So, I only ever got to play the first episode, Shrapnel City, and all I could do was look wistfully at the screenshots of the next two episodes in the shareware version’s “ordering information” screen. But now, thanks to gog.com, you can get the full Duke Nukum package, including the last two episodes, Mission Moonbase and Trapped in the Future. It also comes with the sequel: the bigger, badder, prettier Duke Nukem 2 – spelled with an “E” this time.
The original Duke Nukum is a very simple platformer that’s easy to pick up and play. The controls are limited to move, jump and shoot, and you can press up on the cursor keys to make Duke interact with items like doors and switches. The objective is always the same: find the exit to the level. The exit could be hidden behind any number of keycard-locked doors, and the keycards could be guarded by any number of robotic enemies. There are also hazards like spike pits and exploding item boxes to make things interesting.
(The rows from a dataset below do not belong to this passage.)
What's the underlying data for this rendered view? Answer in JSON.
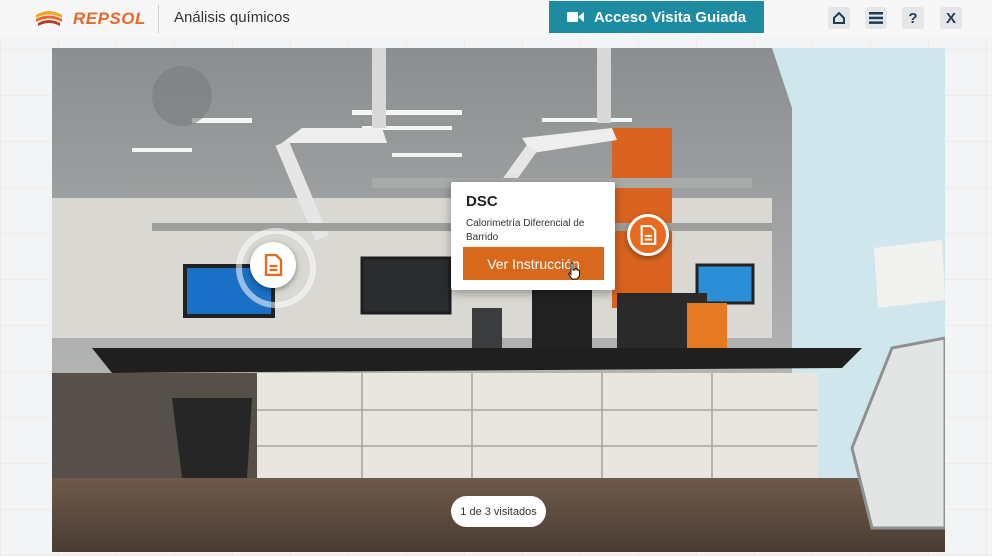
{
  "header": {
    "brand": "REPSOL",
    "app_title": "Análisis químicos",
    "tour_button_label": "Acceso Visita Guiada",
    "icons": [
      "home-icon",
      "menu-icon",
      "help-icon",
      "close-icon"
    ],
    "help_label": "?",
    "close_label": "X"
  },
  "colors": {
    "brand_orange": "#e8682c",
    "tour_teal": "#1e8ca0",
    "button_orange": "#d8691c",
    "icon_navy": "#1d3c5a"
  },
  "hotspot_popup": {
    "title": "DSC",
    "description": "Calorimetría Diferencial de Barrido",
    "button_label": "Ver Instrucción"
  },
  "visit_counter": "1 de 3 visitados"
}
There are several score bonuses you can get on each level, including destroying every security camera in the level, not taking any damage, causing all the barrel traps to fall, collecting the D, U, K and E letters hidden in every level and an additional bonus for collecting them in the right order. The thing is, at the end of each level, it would just say Bonus 1: 50 000, and Bonus 3: 20 000 and so on. You’d be sitting there thinking, what the heck is Bonus 1 and Bonus 3? It’s easy to find out now, with the Internets and all, but back then, we had no idea.
Duke Nukum also suffers from a few gremlins that plagued old platform games back in the days before developers knew better. One of the ones that bites you the most is that you’re often required to descend in the level by making leaps of faith. There is no way to see what’s below you without jumping down there and possibly landing on an enemy, a spike, or a deadly drop – which invalidates your no-damage bonus right away.
Now, you’d think that by the time Duke Nukem 2 rolled around, the developers would have learned their lesson, but no. While it might be prettier with hugely improved graphics, Sound Blaster sound and all that early ’90s VGA-era bling, it was still plagued by all the problems of Duke Nukum – and some new ones besides. Perhaps the most irksome is that the developers went apeshit with their new graphics capabilities and added a lot of detail to everything, including the backgrounds. This had the nasty side effect of making some items, like enemy bullets and certain hazards, blend into the background so you’d run right into them. You couldn’t tell one thing from another sometimes.
And while Duke now had more than one weapon, including a flying hovership, there were a few interesting game design choices. The most annoying are the hazards you couldn’t know about. On the first stage, you see prison bars with green hands clasped onto them; just a background detail, right? Usually, yes, but one of them suddenly clobbers Duke in the head as he walks past. How were we supposed to know that would happen? Hell, there are times in Duke Nukem 2 where I still don’t know what actually hurt me.
But don’t let that impart the message that Duke Nukem 2 is bad. It’s pretty decent, and it improved on the original in several ways – the problem is that these improvements were weighed down a bit by the problems that came with them. Still, if you’re at all a retro gamer, or if you’re just looking for a bit of simple fun, you could do a lot worse than Duke Nukum and Duke Nukem 2.
You can get this double-pack of awesomeness from gog.com by following this delightful link. It’s only $5.99!